A spectacularly ill-timed tweet from VicForests is being called out for trying to ‘celebrate’ NAIDOC week while literally destroying natural habitats.

VicForests sent out this tweet on Thursday, along with black, yellow and red emojis to symbolise the Aboriginal flag.

“VicForests would like to acknowledge Australia’s traditional owners and custodians of the land in which it operates, and pay its respects to elders past and present. We treasure our partnership with indigenous [sic] communities during this very special #NAIDOCWeek2020.”

Whoever sent that tweet decided to use Twitter’s new function to limit replies, probably sensing that it wasn’t going to Go Down Well. (They also failed to capitalise ‘Indigenous’, which is such basic common sense it’s literally a government agency guideline.)
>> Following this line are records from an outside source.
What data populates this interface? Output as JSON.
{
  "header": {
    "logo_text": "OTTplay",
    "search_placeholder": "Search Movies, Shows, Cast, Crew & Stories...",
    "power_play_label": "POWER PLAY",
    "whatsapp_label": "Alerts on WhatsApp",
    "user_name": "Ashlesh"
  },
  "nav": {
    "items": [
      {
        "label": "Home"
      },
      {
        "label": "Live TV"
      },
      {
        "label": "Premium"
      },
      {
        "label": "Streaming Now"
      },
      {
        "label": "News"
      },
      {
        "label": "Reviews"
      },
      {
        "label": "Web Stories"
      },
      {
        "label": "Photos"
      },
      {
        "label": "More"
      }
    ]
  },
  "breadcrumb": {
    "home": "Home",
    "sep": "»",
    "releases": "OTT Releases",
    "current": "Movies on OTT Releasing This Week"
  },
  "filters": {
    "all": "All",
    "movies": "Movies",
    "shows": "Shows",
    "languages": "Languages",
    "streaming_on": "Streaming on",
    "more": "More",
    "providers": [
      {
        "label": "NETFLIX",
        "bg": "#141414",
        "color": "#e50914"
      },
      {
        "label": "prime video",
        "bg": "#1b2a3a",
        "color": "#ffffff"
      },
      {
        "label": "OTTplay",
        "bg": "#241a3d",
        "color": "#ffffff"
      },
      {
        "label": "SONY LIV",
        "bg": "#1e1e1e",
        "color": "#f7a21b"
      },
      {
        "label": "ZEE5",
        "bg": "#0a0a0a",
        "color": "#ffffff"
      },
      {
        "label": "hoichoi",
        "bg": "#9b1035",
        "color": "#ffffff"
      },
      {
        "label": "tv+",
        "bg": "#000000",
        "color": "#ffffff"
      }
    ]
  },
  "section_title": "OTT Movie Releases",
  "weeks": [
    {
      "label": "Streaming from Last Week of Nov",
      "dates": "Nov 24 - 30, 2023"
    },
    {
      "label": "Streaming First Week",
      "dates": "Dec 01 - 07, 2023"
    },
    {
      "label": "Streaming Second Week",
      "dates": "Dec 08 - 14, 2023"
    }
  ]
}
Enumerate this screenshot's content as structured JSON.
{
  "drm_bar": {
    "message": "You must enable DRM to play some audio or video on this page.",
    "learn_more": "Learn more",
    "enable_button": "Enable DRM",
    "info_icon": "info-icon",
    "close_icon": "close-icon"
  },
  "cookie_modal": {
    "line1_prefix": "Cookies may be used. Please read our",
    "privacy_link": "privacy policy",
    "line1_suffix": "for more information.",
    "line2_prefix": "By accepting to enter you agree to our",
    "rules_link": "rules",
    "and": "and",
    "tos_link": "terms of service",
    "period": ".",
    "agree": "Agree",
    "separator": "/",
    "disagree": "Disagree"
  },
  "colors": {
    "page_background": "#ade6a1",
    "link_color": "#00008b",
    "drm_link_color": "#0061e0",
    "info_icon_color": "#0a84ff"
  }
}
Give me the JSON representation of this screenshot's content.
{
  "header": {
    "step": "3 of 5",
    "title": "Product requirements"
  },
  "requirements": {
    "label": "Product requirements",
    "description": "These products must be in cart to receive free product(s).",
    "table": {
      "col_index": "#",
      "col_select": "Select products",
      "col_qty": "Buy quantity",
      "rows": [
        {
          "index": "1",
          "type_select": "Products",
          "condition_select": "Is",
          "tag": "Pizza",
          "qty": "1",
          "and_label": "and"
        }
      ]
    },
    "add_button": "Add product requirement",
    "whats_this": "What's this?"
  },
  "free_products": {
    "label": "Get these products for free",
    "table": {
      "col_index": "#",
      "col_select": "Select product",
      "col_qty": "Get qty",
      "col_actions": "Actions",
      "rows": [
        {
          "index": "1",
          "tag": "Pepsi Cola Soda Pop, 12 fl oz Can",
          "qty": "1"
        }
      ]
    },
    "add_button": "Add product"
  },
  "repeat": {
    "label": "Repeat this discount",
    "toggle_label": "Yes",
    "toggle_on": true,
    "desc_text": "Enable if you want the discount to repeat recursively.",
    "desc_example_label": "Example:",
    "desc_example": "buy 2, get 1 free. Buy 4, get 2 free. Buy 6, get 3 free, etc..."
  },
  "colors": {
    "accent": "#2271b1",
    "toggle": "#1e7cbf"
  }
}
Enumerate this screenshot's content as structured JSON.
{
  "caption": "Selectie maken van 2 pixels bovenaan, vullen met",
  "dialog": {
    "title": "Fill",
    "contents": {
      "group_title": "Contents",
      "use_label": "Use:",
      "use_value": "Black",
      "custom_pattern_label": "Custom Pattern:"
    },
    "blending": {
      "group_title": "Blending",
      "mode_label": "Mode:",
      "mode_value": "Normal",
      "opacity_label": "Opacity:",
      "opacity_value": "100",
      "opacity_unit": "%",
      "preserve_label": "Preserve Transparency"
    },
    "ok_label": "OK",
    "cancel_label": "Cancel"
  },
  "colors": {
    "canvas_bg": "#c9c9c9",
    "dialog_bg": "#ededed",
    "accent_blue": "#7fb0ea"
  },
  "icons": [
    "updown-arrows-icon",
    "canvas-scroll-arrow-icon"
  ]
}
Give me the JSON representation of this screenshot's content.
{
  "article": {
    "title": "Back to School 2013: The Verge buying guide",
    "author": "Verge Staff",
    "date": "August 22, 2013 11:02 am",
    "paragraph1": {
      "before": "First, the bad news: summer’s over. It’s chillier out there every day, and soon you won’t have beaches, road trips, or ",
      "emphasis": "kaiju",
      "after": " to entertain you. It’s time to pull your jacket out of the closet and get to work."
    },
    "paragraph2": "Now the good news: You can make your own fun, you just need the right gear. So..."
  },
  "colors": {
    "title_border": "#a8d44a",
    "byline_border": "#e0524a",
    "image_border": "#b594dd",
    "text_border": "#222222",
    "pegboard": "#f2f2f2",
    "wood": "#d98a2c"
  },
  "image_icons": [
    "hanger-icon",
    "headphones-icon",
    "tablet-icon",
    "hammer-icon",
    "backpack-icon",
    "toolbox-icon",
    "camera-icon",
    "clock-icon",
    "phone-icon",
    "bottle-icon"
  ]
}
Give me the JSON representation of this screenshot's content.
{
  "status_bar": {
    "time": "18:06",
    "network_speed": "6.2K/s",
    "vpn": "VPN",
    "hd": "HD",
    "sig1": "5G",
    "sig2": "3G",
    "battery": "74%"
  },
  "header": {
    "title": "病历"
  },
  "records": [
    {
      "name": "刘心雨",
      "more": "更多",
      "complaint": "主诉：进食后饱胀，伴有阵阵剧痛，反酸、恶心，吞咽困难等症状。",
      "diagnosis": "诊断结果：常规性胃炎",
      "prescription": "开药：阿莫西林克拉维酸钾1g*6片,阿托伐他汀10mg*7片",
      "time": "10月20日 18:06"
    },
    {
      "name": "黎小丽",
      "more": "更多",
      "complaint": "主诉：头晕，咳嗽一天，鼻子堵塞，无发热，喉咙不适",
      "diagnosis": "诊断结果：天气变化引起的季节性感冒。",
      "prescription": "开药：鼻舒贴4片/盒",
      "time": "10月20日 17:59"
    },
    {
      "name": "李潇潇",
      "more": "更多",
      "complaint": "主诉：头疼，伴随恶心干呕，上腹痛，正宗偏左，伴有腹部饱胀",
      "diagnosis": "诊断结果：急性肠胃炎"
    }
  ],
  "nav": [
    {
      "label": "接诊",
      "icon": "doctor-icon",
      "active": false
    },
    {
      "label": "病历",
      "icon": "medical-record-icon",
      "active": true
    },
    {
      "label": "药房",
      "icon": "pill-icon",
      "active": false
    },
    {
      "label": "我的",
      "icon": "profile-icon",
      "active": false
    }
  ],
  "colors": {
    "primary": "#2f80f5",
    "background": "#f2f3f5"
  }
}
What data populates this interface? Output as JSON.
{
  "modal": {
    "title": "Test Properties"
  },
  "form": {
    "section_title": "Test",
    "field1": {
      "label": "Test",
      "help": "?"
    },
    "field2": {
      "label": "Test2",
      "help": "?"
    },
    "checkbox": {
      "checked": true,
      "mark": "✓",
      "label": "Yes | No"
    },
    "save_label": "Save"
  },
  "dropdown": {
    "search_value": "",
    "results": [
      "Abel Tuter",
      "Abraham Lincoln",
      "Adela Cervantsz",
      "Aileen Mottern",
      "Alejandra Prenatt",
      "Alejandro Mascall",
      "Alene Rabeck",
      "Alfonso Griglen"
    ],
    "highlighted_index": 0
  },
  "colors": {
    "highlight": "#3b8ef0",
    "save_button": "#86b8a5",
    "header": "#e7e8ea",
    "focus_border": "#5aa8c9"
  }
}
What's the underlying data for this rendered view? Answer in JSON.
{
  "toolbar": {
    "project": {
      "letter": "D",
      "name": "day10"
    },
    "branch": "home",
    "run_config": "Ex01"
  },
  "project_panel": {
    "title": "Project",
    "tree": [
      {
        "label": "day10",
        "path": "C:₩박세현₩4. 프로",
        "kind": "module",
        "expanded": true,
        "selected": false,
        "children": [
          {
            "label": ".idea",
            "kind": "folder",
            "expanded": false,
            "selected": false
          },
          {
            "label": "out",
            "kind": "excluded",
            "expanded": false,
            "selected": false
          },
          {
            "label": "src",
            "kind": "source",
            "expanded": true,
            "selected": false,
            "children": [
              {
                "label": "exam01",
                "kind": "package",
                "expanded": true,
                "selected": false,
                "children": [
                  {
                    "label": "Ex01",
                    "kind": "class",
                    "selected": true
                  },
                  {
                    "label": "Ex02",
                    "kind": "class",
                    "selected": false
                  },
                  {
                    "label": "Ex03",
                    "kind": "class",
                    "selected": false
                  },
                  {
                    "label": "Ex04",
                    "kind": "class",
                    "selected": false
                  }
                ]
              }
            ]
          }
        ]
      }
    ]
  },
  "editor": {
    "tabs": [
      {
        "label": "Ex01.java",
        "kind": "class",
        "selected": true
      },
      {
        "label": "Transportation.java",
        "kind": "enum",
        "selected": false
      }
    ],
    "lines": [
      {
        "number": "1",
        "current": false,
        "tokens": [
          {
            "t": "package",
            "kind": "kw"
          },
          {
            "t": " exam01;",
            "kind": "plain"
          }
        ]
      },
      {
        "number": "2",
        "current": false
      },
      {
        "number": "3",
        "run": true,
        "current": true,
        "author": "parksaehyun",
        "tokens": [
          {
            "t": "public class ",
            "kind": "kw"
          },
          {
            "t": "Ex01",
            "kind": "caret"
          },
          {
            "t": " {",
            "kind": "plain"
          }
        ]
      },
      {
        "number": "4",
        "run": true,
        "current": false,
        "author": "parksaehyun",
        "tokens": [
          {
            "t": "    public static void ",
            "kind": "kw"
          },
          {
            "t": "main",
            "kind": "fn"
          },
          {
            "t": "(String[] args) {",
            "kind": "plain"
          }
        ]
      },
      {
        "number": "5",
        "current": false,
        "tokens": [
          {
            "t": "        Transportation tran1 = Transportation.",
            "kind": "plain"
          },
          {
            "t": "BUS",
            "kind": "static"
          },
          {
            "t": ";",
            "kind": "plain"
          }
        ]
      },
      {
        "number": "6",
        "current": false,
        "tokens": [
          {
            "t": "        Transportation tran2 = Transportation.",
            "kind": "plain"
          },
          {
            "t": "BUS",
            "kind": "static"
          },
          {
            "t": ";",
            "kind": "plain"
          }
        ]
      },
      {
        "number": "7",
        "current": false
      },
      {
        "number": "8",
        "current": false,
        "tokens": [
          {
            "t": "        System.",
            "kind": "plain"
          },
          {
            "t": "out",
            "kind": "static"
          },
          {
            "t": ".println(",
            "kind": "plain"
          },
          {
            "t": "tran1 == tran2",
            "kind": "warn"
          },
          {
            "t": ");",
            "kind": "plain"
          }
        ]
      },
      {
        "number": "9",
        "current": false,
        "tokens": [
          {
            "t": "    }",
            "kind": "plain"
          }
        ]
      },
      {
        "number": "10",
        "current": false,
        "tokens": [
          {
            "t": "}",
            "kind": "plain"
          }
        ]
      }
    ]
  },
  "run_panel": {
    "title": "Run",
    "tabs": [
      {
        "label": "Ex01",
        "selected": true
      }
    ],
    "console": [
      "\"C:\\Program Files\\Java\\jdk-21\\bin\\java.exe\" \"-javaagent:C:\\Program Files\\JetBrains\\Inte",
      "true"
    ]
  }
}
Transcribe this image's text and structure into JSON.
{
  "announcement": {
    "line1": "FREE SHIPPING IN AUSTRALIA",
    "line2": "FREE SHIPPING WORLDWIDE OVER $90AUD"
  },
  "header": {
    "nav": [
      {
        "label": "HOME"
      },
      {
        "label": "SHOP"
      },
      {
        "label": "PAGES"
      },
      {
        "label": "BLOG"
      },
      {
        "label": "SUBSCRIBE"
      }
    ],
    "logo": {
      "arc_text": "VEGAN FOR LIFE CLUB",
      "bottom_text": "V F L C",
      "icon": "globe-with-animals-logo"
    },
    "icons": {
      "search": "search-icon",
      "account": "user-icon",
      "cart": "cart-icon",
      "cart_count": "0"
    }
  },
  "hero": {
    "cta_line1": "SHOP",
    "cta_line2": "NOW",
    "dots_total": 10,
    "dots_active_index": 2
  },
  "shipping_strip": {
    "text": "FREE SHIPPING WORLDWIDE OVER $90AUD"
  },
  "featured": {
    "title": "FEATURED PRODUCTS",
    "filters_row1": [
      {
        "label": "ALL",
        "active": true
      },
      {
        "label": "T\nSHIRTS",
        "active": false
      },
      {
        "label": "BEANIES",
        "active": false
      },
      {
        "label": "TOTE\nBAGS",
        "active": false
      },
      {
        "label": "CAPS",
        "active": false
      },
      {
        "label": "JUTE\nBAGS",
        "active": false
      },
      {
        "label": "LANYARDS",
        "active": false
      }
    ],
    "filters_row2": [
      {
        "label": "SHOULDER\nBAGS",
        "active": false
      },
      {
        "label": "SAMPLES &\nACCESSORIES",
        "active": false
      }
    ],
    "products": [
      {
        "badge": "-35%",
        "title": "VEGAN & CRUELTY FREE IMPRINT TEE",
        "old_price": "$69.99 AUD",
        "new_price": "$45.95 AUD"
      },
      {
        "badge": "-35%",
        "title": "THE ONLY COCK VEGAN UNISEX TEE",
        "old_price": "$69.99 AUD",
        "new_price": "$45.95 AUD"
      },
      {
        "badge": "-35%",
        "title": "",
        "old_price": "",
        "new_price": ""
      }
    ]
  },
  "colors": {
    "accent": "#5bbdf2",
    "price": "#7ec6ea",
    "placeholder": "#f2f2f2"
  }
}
What they might not have counted on, however, was Twitter’s quote-tweet function.

“So tired of agencies and governments who acknowledge country whilst they desecrate it,” Senator Lidia Thorpe, who is the first Aboriginal senator from Victoria, said in response.

“Just stop with the hollow tokenism, you should be unwelcomed to country. Acknowledging country is abiding by the Laws of that Land. Stop the destruction!!”

If you’re not familiar with VicForests, here’s a quick run-down of why its acknowledgement of the land’s traditional owners went down like a lead balloon.

In May this year, the Federal Court found it had been logging in areas against a federal conservation act, destroying the habitats of two threatened species: the critically endangered Leadbeater’s possum and the vulnerable greater glider.

“Not only do VicForests’ forestry operations damage or destroy existing habitat critical to the survival of the two species, they also prevent new areas of forest from developing into such habitat in the future,” the case summary said.

A few months later, an independent audit found multiple issues at VicForests, including failing to adequately survey for threatened species.

And that’s even before you get into the Djab Wurrung tree situation, which while not directly involving VicForests (that’s the work of the Western Highway upgrade), leads back to the same spot: the Victorian Government.

“This is a perfect case study of what’s wrong with modern NAIDOC,” Meriki Onus, a Gunai and Gunditjmara woman and radio host, said on Twitter about VicForest’s tweet.

“Any coloniser can have a RAP and make empty tweets about our holidays.

“We hate it.”

Sometimes, it’s better to never tweet.